- Determine how the current enterprise architecture model will support the new ad emerging events
Orientation (Analysis and insights)
- Analyse Business Events and current outcomes
- Identify what EA initiatives will be needed to fill the gaps
- Identify change and transformation opportunities decisively
- Focus on a clear future vision of customer value
Decision (Target Enterprise Architecture and alternatives)
- Identify alternative target enterprise architectures and different business scenarios
- Identify the target enterprise architecture
- Identify EA initiatives
- Evaluate investments in change that are needed (play or pass)
- Make decisions quickly
- Define the EA roadmap in terms of EA Initiatives and Investments on Change
Action (Execution of Target Enterprise Architecture)
- Take immediate action on investments in change
- Ensure resources and funding are already pre-allocated to immediate actions
- Start an immediate action task force to accomplish the changes without delay
- (for IT only teams this can be an Agile IT development team that is on hot standby, but don’t forget Immediate business changes needed)
- Respond flexibly to emerging circumstances
- designed to provide swift and positive reactions
- Quickly pivot on changes
- Execute the roadmap
- Implement the changes
Factors of successful Business Agility Management
How do we determine success for the Business Agility Management capability?
- Define measurable stakeholder aims and create a business case for their achievement (which should be continuously updated)
- Monitor assumptions, risks, dependencies, costs, return on investment, dis-benefits and cultural issues
- Effective communication that informs various stakeholders of the reasons for the change (why?), the benefits of successful implementation (what is in it for us, and you) as well as the details of the change (when? where? who is involved? how much will it cost? etc.)
- Devise an effective education, training and/or skills upgrading scheme for the organization

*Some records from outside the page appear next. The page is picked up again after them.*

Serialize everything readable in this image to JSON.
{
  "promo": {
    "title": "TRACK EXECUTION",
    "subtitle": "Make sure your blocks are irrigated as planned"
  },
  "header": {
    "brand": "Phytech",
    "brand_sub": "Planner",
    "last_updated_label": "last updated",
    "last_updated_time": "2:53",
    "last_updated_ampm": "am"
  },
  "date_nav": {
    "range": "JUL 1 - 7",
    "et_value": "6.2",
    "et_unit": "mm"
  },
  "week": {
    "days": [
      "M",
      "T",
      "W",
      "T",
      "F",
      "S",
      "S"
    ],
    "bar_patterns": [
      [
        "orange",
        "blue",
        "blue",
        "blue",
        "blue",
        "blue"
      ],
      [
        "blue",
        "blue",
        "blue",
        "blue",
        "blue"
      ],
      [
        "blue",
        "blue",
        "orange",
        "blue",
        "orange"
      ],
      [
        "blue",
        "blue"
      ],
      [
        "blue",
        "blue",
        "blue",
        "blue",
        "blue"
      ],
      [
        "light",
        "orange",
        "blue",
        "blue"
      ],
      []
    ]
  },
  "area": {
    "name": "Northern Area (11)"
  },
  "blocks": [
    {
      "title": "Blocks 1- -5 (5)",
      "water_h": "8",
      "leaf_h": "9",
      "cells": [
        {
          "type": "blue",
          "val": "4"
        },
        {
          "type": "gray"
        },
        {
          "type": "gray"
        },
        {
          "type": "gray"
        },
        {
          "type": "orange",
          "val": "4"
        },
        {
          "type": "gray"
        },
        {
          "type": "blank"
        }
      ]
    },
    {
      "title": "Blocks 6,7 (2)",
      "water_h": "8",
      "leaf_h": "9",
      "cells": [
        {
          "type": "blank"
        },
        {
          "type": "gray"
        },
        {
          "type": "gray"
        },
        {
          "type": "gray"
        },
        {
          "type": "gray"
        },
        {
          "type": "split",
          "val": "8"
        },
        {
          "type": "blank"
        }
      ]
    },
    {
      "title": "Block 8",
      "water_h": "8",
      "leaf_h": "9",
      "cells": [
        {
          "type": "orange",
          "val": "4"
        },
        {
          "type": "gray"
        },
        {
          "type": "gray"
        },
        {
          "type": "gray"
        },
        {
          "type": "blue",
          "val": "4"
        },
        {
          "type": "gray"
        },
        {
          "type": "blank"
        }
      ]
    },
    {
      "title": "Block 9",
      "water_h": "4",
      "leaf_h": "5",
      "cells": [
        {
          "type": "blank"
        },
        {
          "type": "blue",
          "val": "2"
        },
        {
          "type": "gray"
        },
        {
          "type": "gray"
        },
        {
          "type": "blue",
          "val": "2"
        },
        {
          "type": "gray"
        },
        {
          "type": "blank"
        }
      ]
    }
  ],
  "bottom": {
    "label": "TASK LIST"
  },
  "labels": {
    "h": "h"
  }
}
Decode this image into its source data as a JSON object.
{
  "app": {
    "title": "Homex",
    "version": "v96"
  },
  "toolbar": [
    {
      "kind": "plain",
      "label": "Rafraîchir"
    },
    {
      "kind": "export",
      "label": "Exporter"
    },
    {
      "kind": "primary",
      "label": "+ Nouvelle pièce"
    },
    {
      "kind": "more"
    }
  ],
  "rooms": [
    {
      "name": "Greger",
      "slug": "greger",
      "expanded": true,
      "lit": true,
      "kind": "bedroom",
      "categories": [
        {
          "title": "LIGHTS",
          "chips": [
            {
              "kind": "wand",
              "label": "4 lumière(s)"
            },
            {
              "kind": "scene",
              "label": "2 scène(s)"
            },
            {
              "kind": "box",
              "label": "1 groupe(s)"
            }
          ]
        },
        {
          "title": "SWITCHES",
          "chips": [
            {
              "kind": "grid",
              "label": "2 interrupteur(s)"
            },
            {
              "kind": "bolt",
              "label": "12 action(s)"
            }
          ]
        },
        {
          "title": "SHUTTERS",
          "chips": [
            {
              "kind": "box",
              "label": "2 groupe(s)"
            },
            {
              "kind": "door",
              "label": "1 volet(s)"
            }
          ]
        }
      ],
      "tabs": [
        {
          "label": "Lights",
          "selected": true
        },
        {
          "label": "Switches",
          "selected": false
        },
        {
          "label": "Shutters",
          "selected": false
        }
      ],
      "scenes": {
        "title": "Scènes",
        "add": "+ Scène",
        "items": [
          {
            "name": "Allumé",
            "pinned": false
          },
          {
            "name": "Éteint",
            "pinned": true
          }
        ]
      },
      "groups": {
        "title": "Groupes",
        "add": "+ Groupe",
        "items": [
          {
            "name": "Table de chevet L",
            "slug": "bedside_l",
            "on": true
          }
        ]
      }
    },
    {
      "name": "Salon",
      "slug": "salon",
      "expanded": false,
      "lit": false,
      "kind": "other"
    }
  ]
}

- Counter resistance from the employees of companies and align them to overall strategic direction of the organization
- Provide personal counselling (if required) to alleviate any change-related fears
- Monitoring of the implementation and fine-tuning as required
What will the Challenges be?
Business Agility Management will have plenty of challenges
- Business Agility requires continuous adaptation
- Constantly changing context and variable Risks
- Understanding that people and business processes are resistant to change
- Avoiding fear, uncertainty, doubt, uncomfortable
- Designing a Business Model for Business Agility
- Creating the foundation for a viable business model which maximises opportunities for Business Agility in the enterprise architecture
- Determining the Readiness for Business Agility
- Encouraging the likelihood and support for business agility in existing business and IT systems
- Overcoming organisational inertia
- Planning and realising a new Business Agility Capability
- Requires a balance between decision making between speed and efficiency
- Requires high speed of decision making
- Requires enterprise architecture to ensure the alignment, integration and collaboration between strategic, social, business and technical components
- EA-enabled business investments
- Culture of Business Agility
- Create a culture that promotes fast decision making
- Make decisions and taking immediate actions using a rapid decision model
- Continual scanning of the market and customer environment
- CxOs understanding Business Agility
Some quotes to use
‘Sometimes I feel the need … the need for speed’ – Top Gun
Ready, Fire, Aim!
More dreams die because we fail to seize the moment.
Immediate action means seizing the moment!
Filed under: Enterprise Architecture